Theft Punishment Ranges

Since the range of theft crimes is so large, Louisiana law breaks up theft punishments based on the value of the property stolen. Certain items are classified based on the type of property stolen.
Value of PropertyChargePunishment
Less than $1,000Misdemeanor0-6 months in jail, fine up to $1,000
$1,000 – $4,999Felony0-5 years in jail, fine up to $3,000
$5,000 – $24,999Felony0-10 years, fine up to $10,000
$25,000 or moreFelony0-20 years, fine up to $50,000

Theft is an enhanceable offense in Louisiana meaning that a second or third conviction can carry increased penalties. In addition to any penalty imposed the defendant is also likely to be ordered to pay restitution. Additionally, victims of theft crimes can pursue civil charges against any a person on any theft charges to help reimburse the loss of their stolen items.


Technically it is a valid defense, but it might be difficult to prove. The act of taking someone else’s property raised the presumption that you did so intentionally, which reverses the burden of proof onto you. Your defense would be that, due to your intoxication, you had no criminal intent.

No. It is not necessary to enter a home by force to commit burglary. All that is required is that you entered without authorization with the intention to commit a felony or a misdemeanor theft.

Yes, it is possible under certain circumstances. If it is possible, and if conviction seems likely, it is very important that you vigorously pursue this defense strategy, because in some cases a small increase in the assessed value of the item could add years to the maximum sentence.
Perhaps. Simply claiming that you didn’t know the item was stolen is unlikely to be persuasive absent further evidence, however, because anyone could say that. If you can show that you had no reason to believe the item was stolen, however, you might win an acquittal.
Trials take time, and in many cases the prosecutor has a lot of other to deal with and is not certain of eventually winning a conviction in your case. Due to this, the prosecutor might allow you to plead guilty to a lesser charge (thereby avoiding a trial) in exchange for a recommendation to the judge to accept your plea. The judge is not obligated to accept the prosecutor’s recommendation.
It depends on whether or not the police acted under a valid exception to the warrant requirement. There are many exceptions to the warrant requirement, including:

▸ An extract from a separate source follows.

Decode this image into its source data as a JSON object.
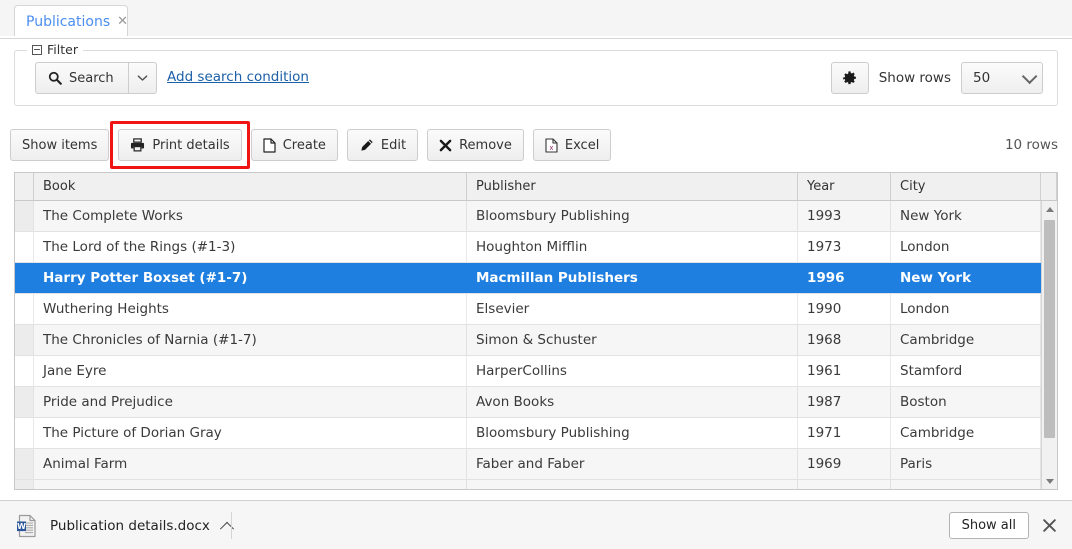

  • You were on probation at the time you were searched

  • You were suspected of committing a felony and there was no time to obtain a warrant

  • The officer saw you commit the crime.

  • The evidence was in “plain view” from outside of your car or some other location

Not automatically. If the police fail to read you your rights, nothing you say can be used as evidence against you, including a confession. If the prosecutor doesn’t have enough evidence to win a conviction without relying on what you told the police, you could be acquitted. Other evidence may still be admissible against you.
No. Merely concealing the item by putting it into your pocket could be enough to result in a conviction for shoplifting.

Baton Rouge Theft Defense Lawyers are here to help

If you have been charged with robbery, burglary, or any theft crime, it is important to contact a skilled theft attorney as soon as you are able. Theft crimes can be difficult to sort out on your own and involve a number of different fact patterns and scenarios. Multiple offenses may even be charged together if they are all part of the overall same criminal act. Contact Big River Trial Attorneys today and speak with one of our experienced Baton Rouge criminal defense lawyers to discuss the best strategy to tackle your case. Call (225) 963-9638 today!

Practice Areas


Criminal Defense PRACTICE AREAS

At Big River Trial Attorneys we have litigation attorneys that regularly handle the following types of cases:

Assault and Battery


Assault and Battery

Battery and assault are often used interchangeably to refer to the same event.

Theft Charges


Theft Charges

Louisiana has numerous “theft” offenses as well as crimes involving burglary and robbery.




Battery and assault are often used interchangeably to refer to the same event.